Umucyo Project Impact:
Estimated Annual Mortality Reduction using LiST
Using the Lives Saved Tool (LiST) to estimate mortality
impact of the project, the annual U5 mortality rate
decreased by 7 per year in the project area.
In contrast, sub-analysis of the DHS found that U5
mortality in the same region was getting worse – U5
Mortality increased by 3.4 per year.
Source: Community-based intervention packages facilitated by NGOs
demonstrate plausible evidence for child mortality impact. (Health Policy and
Planning, 2013: 1-13. Jim Ricca, Nazo Kureshy, Karen LeBan, Debra Prosnitz, and
Kabeho Mwana Expanded Impact CSP
Concern Worldwide, IRC, World Relief (2006-2011)
Location: 6 districts in Southern
and Eastern Rwanda
Total Population: 1.67 Million
• Support to MOH Scale up of
iCCM (Diarrhea, malaria, pneumonia)
• Promotion of Key Family
Practices – using Care Groups
Work only with Government
CHWs in Rwanda
4 CHWs per Village at time of project
2 CHWs (Male-female ‘binome’) for iCCM
1 CHW for Maternal Health (female)
1 CHW for Social Affairs (male or female)
Workload: Each CHW is responsible for the entire
village (60-80 HH), focused on their technical areas of
specialty. Emphasis on treatment over household
Supervision: The Community Health In-Charge at the
Health Center is responsible for supervision of CHWs.
Care Groups CHW Peer Support Groups
• CHWs from 2-5 neighboring villages organized
into “Peer Support Groups” at cell level with up to
20 members, about half of whom were male.
• CHWs of all types were “cross-trained” in BCC,
while maintaining their specialized functions
• CHWs from the same village divided up
households (15-20 per CHW) to better support
monthly home visits for BCC.
• 3 Project Promoters per district built capacity of
CHW Cell Coordinators (elected by their peers) to
help with training and supervision of groups.

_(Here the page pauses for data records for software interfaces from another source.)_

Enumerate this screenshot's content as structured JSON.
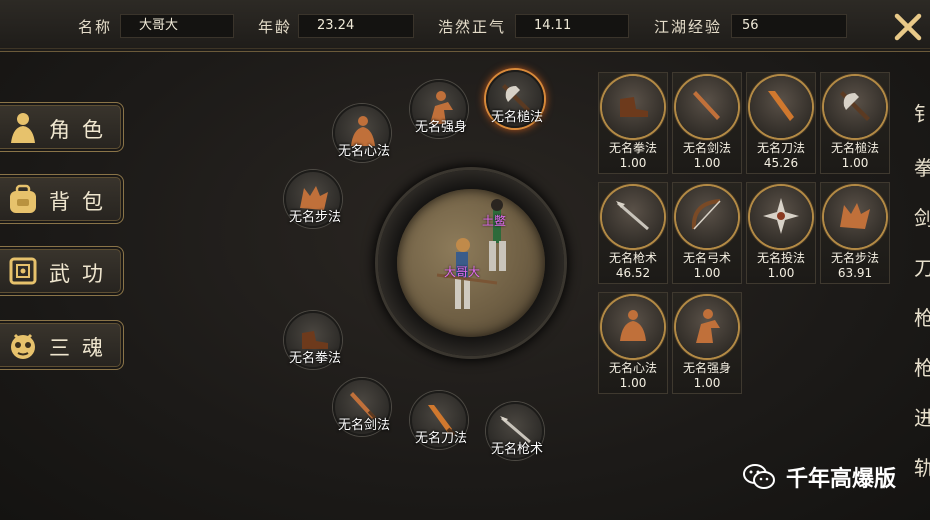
{
  "stats": {
    "name_label": "名称",
    "name_value": "大哥大",
    "age_label": "年龄",
    "age_value": "23.24",
    "righteous_label": "浩然正气",
    "righteous_value": "14.11",
    "exp_label": "江湖经验",
    "exp_value": "56"
  },
  "close_icon": "close-icon",
  "menu": [
    {
      "label": "角色",
      "icon": "character-icon"
    },
    {
      "label": "背包",
      "icon": "backpack-icon"
    },
    {
      "label": "武功",
      "icon": "scroll-icon"
    },
    {
      "label": "三魂",
      "icon": "soul-icon"
    }
  ],
  "ring_skills": [
    {
      "name": "无名心法",
      "icon": "meditation-icon"
    },
    {
      "name": "无名强身",
      "icon": "strength-icon"
    },
    {
      "name": "无名槌法",
      "icon": "axe-icon",
      "active": true
    },
    {
      "name": "无名步法",
      "icon": "wolf-icon"
    },
    {
      "name": "无名拳法",
      "icon": "boot-icon"
    },
    {
      "name": "无名剑法",
      "icon": "sword-icon"
    },
    {
      "name": "无名刀法",
      "icon": "blade-icon"
    },
    {
      "name": "无名枪术",
      "icon": "spear-icon"
    }
  ],
  "center": {
    "player_name": "大哥大",
    "npc_name": "土鳖"
  },
  "skill_panels": [
    {
      "name": "无名拳法",
      "value": "1.00",
      "icon": "boot-icon"
    },
    {
      "name": "无名剑法",
      "value": "1.00",
      "icon": "sword-icon"
    },
    {
      "name": "无名刀法",
      "value": "45.26",
      "icon": "blade-icon"
    },
    {
      "name": "无名槌法",
      "value": "1.00",
      "icon": "axe-icon"
    },
    {
      "name": "无名枪术",
      "value": "46.52",
      "icon": "spear-icon"
    },
    {
      "name": "无名弓术",
      "value": "1.00",
      "icon": "bow-icon"
    },
    {
      "name": "无名投法",
      "value": "1.00",
      "icon": "shuriken-icon"
    },
    {
      "name": "无名步法",
      "value": "63.91",
      "icon": "wolf-icon"
    },
    {
      "name": "无名心法",
      "value": "1.00",
      "icon": "meditation-icon"
    },
    {
      "name": "无名强身",
      "value": "1.00",
      "icon": "strength-icon"
    }
  ],
  "side_chars": [
    "钅",
    "拳",
    "剑",
    "刀",
    "枪",
    "枪",
    "进",
    "轨"
  ],
  "watermark": {
    "text": "千年高爆版",
    "icon": "wechat-icon"
  },
  "colors": {
    "accent": "#d88a3a",
    "gold": "#b38a45",
    "name_pink": "#e46cf2"
  }
}
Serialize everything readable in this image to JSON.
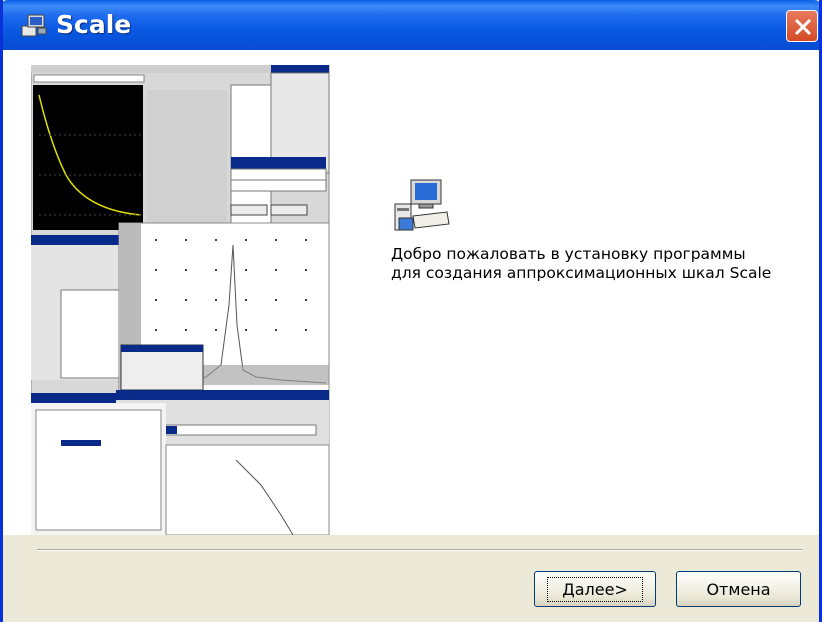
{
  "window": {
    "title": "Scale"
  },
  "welcome": {
    "line1": "Добро пожаловать в установку программы",
    "line2": "для создания аппроксимационных шкал Scale"
  },
  "buttons": {
    "next_mnemonic": "Д",
    "next_rest": "алее>",
    "cancel": "Отмена"
  },
  "icons": {
    "title": "installer-icon",
    "close": "close-icon",
    "welcome": "setup-computer-icon"
  },
  "colors": {
    "titlebar": "#0a59e3",
    "close": "#d44a26",
    "dialog": "#ece9d8"
  }
}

Violates Care Group Criteria Peer Support Groups
CHW Peer Support Groups
In-Charge of Community Health
Slide courtesy of Jennifer Weiss, Concern Worldwide
Outputs and Impact using
Peer Support Groups
• Trained 13,166 CHWS (all cadres) in 660 groups to
do BCC for C-IMCI during monthly home visits
and community mobilization.
• Trained over 6,100 CHWs and 88 health centers
to implement iCCM
Re-analysis of the Rwanda DHS (2005-2010) found
that U5 mortality rates decreased more in project
districts than non project districts.
(Data currently undergoing peer review for
Benefits of Umucyo Care Groups
• Afforded closer supervision
• Better ratio of households per volunteer or
CHW (10 vs. 20)
• More frequent home visits (2/month vs.
• Impact on household behavior was greater
but in a smaller population
Benefits of CHW Peer Support Groups in
• Directly supported and improved MOH CHW system;
scalable (but not nationally adopted)
• Impact was at greater scale –
– 18% of country; 1.6 Million population
– caveat: budget and interventions were different than
• Helped CHWs integrate and coordinate their
activities, including CCM
• Like Care Groups, contributed to CHW motivation,
improved supervision, and increased social capital.
• Gender balance strengthened male involvement